THE PROBLEM: Retype every entry word for word. Omit the pictures.

------------

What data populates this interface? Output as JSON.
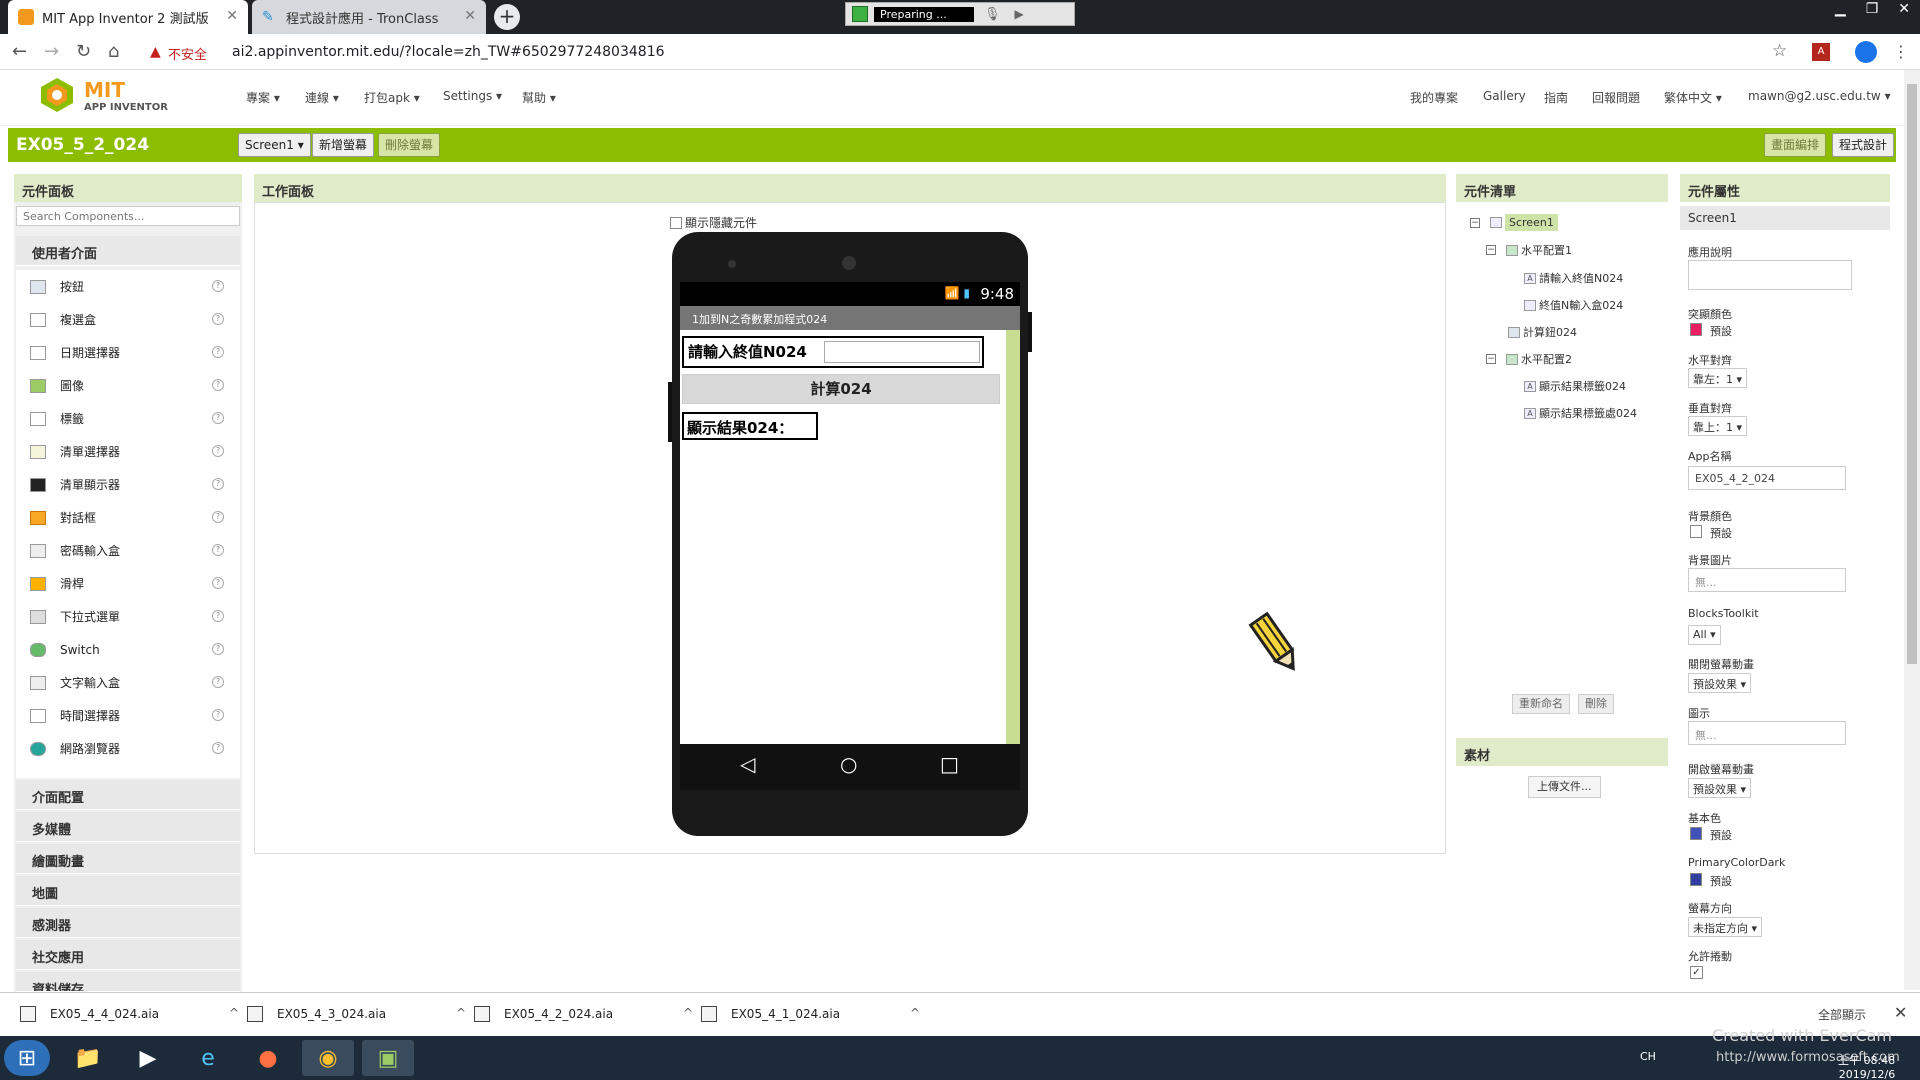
{
  "browser": {
    "tabs": [
      {
        "title": "MIT App Inventor 2 測試版"
      },
      {
        "title": "程式設計應用 - TronClass"
      }
    ],
    "recorder_status": "Preparing ...",
    "insecure_label": "不安全",
    "url": "ai2.appinventor.mit.edu/?locale=zh_TW#6502977248034816"
  },
  "header": {
    "logo_mit": "MIT",
    "logo_sub": "APP INVENTOR",
    "menus": [
      "專案",
      "連線",
      "打包apk",
      "Settings",
      "幫助"
    ],
    "right_menus": [
      "我的專案",
      "Gallery",
      "指南",
      "回報問題",
      "繁体中文",
      "mawn@g2.usc.edu.tw"
    ]
  },
  "project": {
    "name": "EX05_5_2_024",
    "screen_select": "Screen1",
    "add_screen": "新增螢幕",
    "remove_screen": "刪除螢幕",
    "designer": "畫面編排",
    "blocks": "程式設計"
  },
  "palette": {
    "title": "元件面板",
    "search_placeholder": "Search Components...",
    "user_interface": "使用者介面",
    "components": [
      "按鈕",
      "複選盒",
      "日期選擇器",
      "圖像",
      "標籤",
      "清單選擇器",
      "清單顯示器",
      "對話框",
      "密碼輸入盒",
      "滑桿",
      "下拉式選單",
      "Switch",
      "文字輸入盒",
      "時間選擇器",
      "網路瀏覽器"
    ],
    "categories": [
      "介面配置",
      "多媒體",
      "繪圖動畫",
      "地圖",
      "感測器",
      "社交應用",
      "資料儲存"
    ]
  },
  "viewer": {
    "title": "工作面板",
    "show_hidden": "顯示隱藏元件",
    "status_time": "9:48",
    "app_title": "1加到N之奇數累加程式024",
    "label_prompt": "請輸入終值N024",
    "button_calc": "計算024",
    "label_result": "顯示結果024："
  },
  "tree": {
    "title": "元件清單",
    "nodes": {
      "screen1": "Screen1",
      "hbox1": "水平配置1",
      "label1": "請輸入終值N024",
      "textbox1": "終值N輸入盒024",
      "button1": "計算鈕024",
      "hbox2": "水平配置2",
      "label2": "顯示結果標籤024",
      "label3": "顯示結果標籤處024"
    },
    "rename": "重新命名",
    "delete": "刪除"
  },
  "media": {
    "title": "素材",
    "upload": "上傳文件..."
  },
  "properties": {
    "title": "元件屬性",
    "component": "Screen1",
    "about_label": "應用說明",
    "accent_label": "突顯顏色",
    "accent_value": "預設",
    "accent_color": "#e91e63",
    "align_h_label": "水平對齊",
    "align_h_value": "靠左：1",
    "align_v_label": "垂直對齊",
    "align_v_value": "靠上：1",
    "appname_label": "App名稱",
    "appname_value": "EX05_4_2_024",
    "bgcolor_label": "背景顏色",
    "bgcolor_value": "預設",
    "bgimage_label": "背景圖片",
    "bgimage_value": "無...",
    "toolkit_label": "BlocksToolkit",
    "toolkit_value": "All",
    "close_anim_label": "關閉螢幕動畫",
    "close_anim_value": "預設效果",
    "icon_label": "圖示",
    "icon_value": "無...",
    "open_anim_label": "開啟螢幕動畫",
    "open_anim_value": "預設效果",
    "primary_label": "基本色",
    "primary_value": "預設",
    "primary_color": "#3f51b5",
    "primary_dark_label": "PrimaryColorDark",
    "primary_dark_value": "預設",
    "primary_dark_color": "#303f9f",
    "orientation_label": "螢幕方向",
    "orientation_value": "未指定方向",
    "scroll_label": "允許捲動"
  },
  "downloads": {
    "files": [
      "EX05_4_4_024.aia",
      "EX05_4_3_024.aia",
      "EX05_4_2_024.aia",
      "EX05_4_1_024.aia"
    ],
    "show_all": "全部顯示"
  },
  "taskbar": {
    "lang": "CH",
    "watermark_1": "Created with EverCam",
    "watermark_2": "http://www.formosasoft.com",
    "time": "上午 08:48",
    "date": "2019/12/6"
  },
  "colors": {
    "accent_green": "#8cbd00",
    "panel_header": "#e0ebc9"
  }
}
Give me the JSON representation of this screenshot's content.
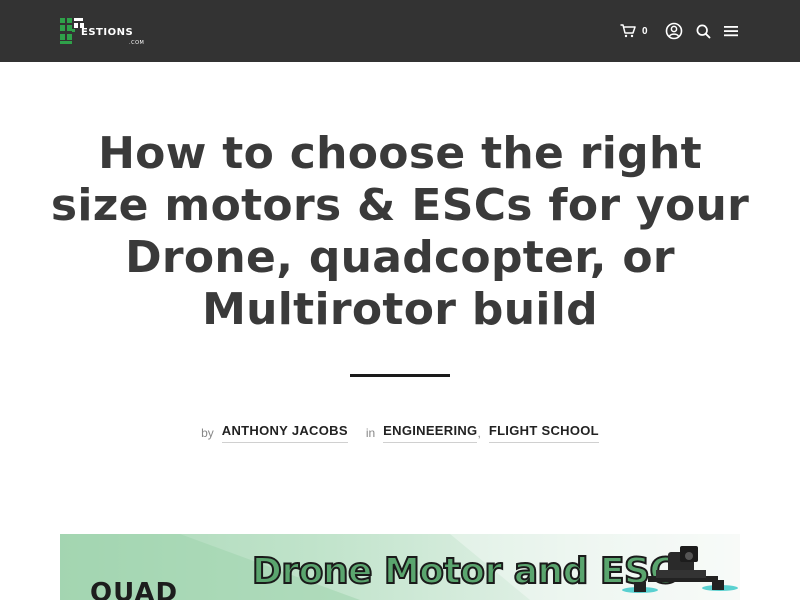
{
  "brand": {
    "logo_text": "ESTIONS",
    "logo_prefix": "AD",
    "logo_suffix": ".COM",
    "accent": "#2fa14a"
  },
  "header": {
    "background": "#333333",
    "cart_count": "0",
    "icons": [
      "cart-icon",
      "account-icon",
      "search-icon",
      "menu-icon"
    ]
  },
  "article": {
    "title": "How to choose the right size motors & ESCs for your Drone, quadcopter, or Multirotor build",
    "by_label": "by",
    "author": "ANTHONY JACOBS",
    "in_label": "in",
    "categories": [
      "ENGINEERING",
      "FLIGHT SCHOOL"
    ],
    "category_separator": ","
  },
  "hero": {
    "title": "Drone Motor and ESC",
    "logo_text": "QUAD"
  }
}
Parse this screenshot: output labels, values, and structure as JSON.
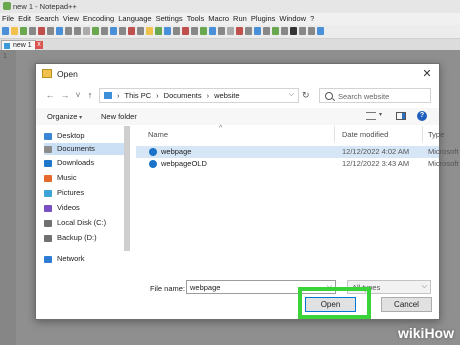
{
  "app": {
    "title": "new 1 - Notepad++",
    "menu": [
      "File",
      "Edit",
      "Search",
      "View",
      "Encoding",
      "Language",
      "Settings",
      "Tools",
      "Macro",
      "Run",
      "Plugins",
      "Window",
      "?"
    ],
    "tab_label": "new 1",
    "line_number": "1"
  },
  "dialog": {
    "title": "Open",
    "close": "✕",
    "nav": {
      "back": "←",
      "forward": "→",
      "recent": "˅",
      "up": "↑"
    },
    "breadcrumb": [
      "This PC",
      "Documents",
      "website"
    ],
    "refresh": "↻",
    "search_placeholder": "Search website",
    "organize": "Organize",
    "new_folder": "New folder",
    "help": "?",
    "sidebar": [
      {
        "label": "Desktop",
        "icon": "desktop-icon",
        "color": "#3a86d4"
      },
      {
        "label": "Documents",
        "icon": "documents-icon",
        "color": "#8c8c8c",
        "selected": true
      },
      {
        "label": "Downloads",
        "icon": "downloads-icon",
        "color": "#1f77c9"
      },
      {
        "label": "Music",
        "icon": "music-icon",
        "color": "#e36a2c"
      },
      {
        "label": "Pictures",
        "icon": "pictures-icon",
        "color": "#3ba3d6"
      },
      {
        "label": "Videos",
        "icon": "videos-icon",
        "color": "#7b4fc4"
      },
      {
        "label": "Local Disk (C:)",
        "icon": "drive-icon",
        "color": "#707070"
      },
      {
        "label": "Backup (D:)",
        "icon": "drive-icon",
        "color": "#707070"
      },
      {
        "label": "Network",
        "icon": "network-icon",
        "color": "#2d7dd2"
      }
    ],
    "columns": {
      "name": "Name",
      "date": "Date modified",
      "type": "Type",
      "sort_arrow": "^"
    },
    "files": [
      {
        "name": "webpage",
        "date": "12/12/2022 4:02 AM",
        "type": "Microsoft Ed",
        "selected": true
      },
      {
        "name": "webpageOLD",
        "date": "12/12/2022 3:43 AM",
        "type": "Microsoft Ed",
        "selected": false
      }
    ],
    "file_name_label": "File name:",
    "file_name_value": "webpage",
    "file_type_value": "All types",
    "open_button": "Open",
    "cancel_button": "Cancel"
  },
  "watermark": {
    "prefix": "wiki",
    "suffix": "How"
  },
  "colors": {
    "highlight": "#3ad43a",
    "accent": "#0078d7",
    "selection": "#d6e6f7"
  }
}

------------

ANSWER:
What data populates this interface? Output as JSON.
{
  "browser": {
    "tabs": [
      {
        "title": "MIT App Inventor 2 測試版"
      },
      {
        "title": "程式設計應用 - TronClass"
      }
    ],
    "recorder_status": "Preparing ...",
    "insecure_label": "不安全",
    "url": "ai2.appinventor.mit.edu/?locale=zh_TW#6502977248034816"
  },
  "header": {
    "logo_mit": "MIT",
    "logo_sub": "APP INVENTOR",
    "menus": [
      "專案",
      "連線",
      "打包apk",
      "Settings",
      "幫助"
    ],
    "right_menus": [
      "我的專案",
      "Gallery",
      "指南",
      "回報問題",
      "繁体中文",
      "mawn@g2.usc.edu.tw"
    ]
  },
  "project": {
    "name": "EX05_5_2_024",
    "screen_select": "Screen1",
    "add_screen": "新增螢幕",
    "remove_screen": "刪除螢幕",
    "designer": "畫面編排",
    "blocks": "程式設計"
  },
  "palette": {
    "title": "元件面板",
    "search_placeholder": "Search Components...",
    "user_interface": "使用者介面",
    "components": [
      "按鈕",
      "複選盒",
      "日期選擇器",
      "圖像",
      "標籤",
      "清單選擇器",
      "清單顯示器",
      "對話框",
      "密碼輸入盒",
      "滑桿",
      "下拉式選單",
      "Switch",
      "文字輸入盒",
      "時間選擇器",
      "網路瀏覽器"
    ],
    "categories": [
      "介面配置",
      "多媒體",
      "繪圖動畫",
      "地圖",
      "感測器",
      "社交應用",
      "資料儲存"
    ]
  },
  "viewer": {
    "title": "工作面板",
    "show_hidden": "顯示隱藏元件",
    "status_time": "9:48",
    "app_title": "1加到N之奇數累加程式024",
    "label_prompt": "請輸入終值N024",
    "button_calc": "計算024",
    "label_result": "顯示結果024："
  },
  "tree": {
    "title": "元件清單",
    "nodes": {
      "screen1": "Screen1",
      "hbox1": "水平配置1",
      "label1": "請輸入終值N024",
      "textbox1": "終值N輸入盒024",
      "button1": "計算鈕024",
      "hbox2": "水平配置2",
      "label2": "顯示結果標籤024",
      "label3": "顯示結果標籤處024"
    },
    "rename": "重新命名",
    "delete": "刪除"
  },
  "media": {
    "title": "素材",
    "upload": "上傳文件..."
  },
  "properties": {
    "title": "元件屬性",
    "component": "Screen1",
    "about_label": "應用說明",
    "accent_label": "突顯顏色",
    "accent_value": "預設",
    "accent_color": "#e91e63",
    "align_h_label": "水平對齊",
    "align_h_value": "靠左：1",
    "align_v_label": "垂直對齊",
    "align_v_value": "靠上：1",
    "appname_label": "App名稱",
    "appname_value": "EX05_4_2_024",
    "bgcolor_label": "背景顏色",
    "bgcolor_value": "預設",
    "bgimage_label": "背景圖片",
    "bgimage_value": "無...",
    "toolkit_label": "BlocksToolkit",
    "toolkit_value": "All",
    "close_anim_label": "關閉螢幕動畫",
    "close_anim_value": "預設效果",
    "icon_label": "圖示",
    "icon_value": "無...",
    "open_anim_label": "開啟螢幕動畫",
    "open_anim_value": "預設效果",
    "primary_label": "基本色",
    "primary_value": "預設",
    "primary_color": "#3f51b5",
    "primary_dark_label": "PrimaryColorDark",
    "primary_dark_value": "預設",
    "primary_dark_color": "#303f9f",
    "orientation_label": "螢幕方向",
    "orientation_value": "未指定方向",
    "scroll_label": "允許捲動"
  },
  "downloads": {
    "files": [
      "EX05_4_4_024.aia",
      "EX05_4_3_024.aia",
      "EX05_4_2_024.aia",
      "EX05_4_1_024.aia"
    ],
    "show_all": "全部顯示"
  },
  "taskbar": {
    "lang": "CH",
    "watermark_1": "Created with EverCam",
    "watermark_2": "http://www.formosasoft.com",
    "time": "上午 08:48",
    "date": "2019/12/6"
  },
  "colors": {
    "accent_green": "#8cbd00",
    "panel_header": "#e0ebc9"
  }
}
Give me the JSON representation of this screenshot's content.
{
  "brand": {
    "logo_text": "ESTIONS",
    "logo_prefix": "AD",
    "logo_suffix": ".COM",
    "accent": "#2fa14a"
  },
  "header": {
    "background": "#333333",
    "cart_count": "0",
    "icons": [
      "cart-icon",
      "account-icon",
      "search-icon",
      "menu-icon"
    ]
  },
  "article": {
    "title": "How to choose the right size motors & ESCs for your Drone, quadcopter, or Multirotor build",
    "by_label": "by",
    "author": "ANTHONY JACOBS",
    "in_label": "in",
    "categories": [
      "ENGINEERING",
      "FLIGHT SCHOOL"
    ],
    "category_separator": ","
  },
  "hero": {
    "title": "Drone Motor and ESC",
    "logo_text": "QUAD"
  }
}
Parse this screenshot: output labels, values, and structure as JSON.
{
  "app": {
    "title": "new 1 - Notepad++",
    "menu": [
      "File",
      "Edit",
      "Search",
      "View",
      "Encoding",
      "Language",
      "Settings",
      "Tools",
      "Macro",
      "Run",
      "Plugins",
      "Window",
      "?"
    ],
    "tab_label": "new 1",
    "line_number": "1"
  },
  "dialog": {
    "title": "Open",
    "close": "✕",
    "nav": {
      "back": "←",
      "forward": "→",
      "recent": "˅",
      "up": "↑"
    },
    "breadcrumb": [
      "This PC",
      "Documents",
      "website"
    ],
    "refresh": "↻",
    "search_placeholder": "Search website",
    "organize": "Organize",
    "new_folder": "New folder",
    "help": "?",
    "sidebar": [
      {
        "label": "Desktop",
        "icon": "desktop-icon",
        "color": "#3a86d4"
      },
      {
        "label": "Documents",
        "icon": "documents-icon",
        "color": "#8c8c8c",
        "selected": true
      },
      {
        "label": "Downloads",
        "icon": "downloads-icon",
        "color": "#1f77c9"
      },
      {
        "label": "Music",
        "icon": "music-icon",
        "color": "#e36a2c"
      },
      {
        "label": "Pictures",
        "icon": "pictures-icon",
        "color": "#3ba3d6"
      },
      {
        "label": "Videos",
        "icon": "videos-icon",
        "color": "#7b4fc4"
      },
      {
        "label": "Local Disk (C:)",
        "icon": "drive-icon",
        "color": "#707070"
      },
      {
        "label": "Backup (D:)",
        "icon": "drive-icon",
        "color": "#707070"
      },
      {
        "label": "Network",
        "icon": "network-icon",
        "color": "#2d7dd2"
      }
    ],
    "columns": {
      "name": "Name",
      "date": "Date modified",
      "type": "Type",
      "sort_arrow": "^"
    },
    "files": [
      {
        "name": "webpage",
        "date": "12/12/2022 4:02 AM",
        "type": "Microsoft Ed",
        "selected": true
      },
      {
        "name": "webpageOLD",
        "date": "12/12/2022 3:43 AM",
        "type": "Microsoft Ed",
        "selected": false
      }
    ],
    "file_name_label": "File name:",
    "file_name_value": "webpage",
    "file_type_value": "All types",
    "open_button": "Open",
    "cancel_button": "Cancel"
  },
  "watermark": {
    "prefix": "wiki",
    "suffix": "How"
  },
  "colors": {
    "highlight": "#3ad43a",
    "accent": "#0078d7",
    "selection": "#d6e6f7"
  }
}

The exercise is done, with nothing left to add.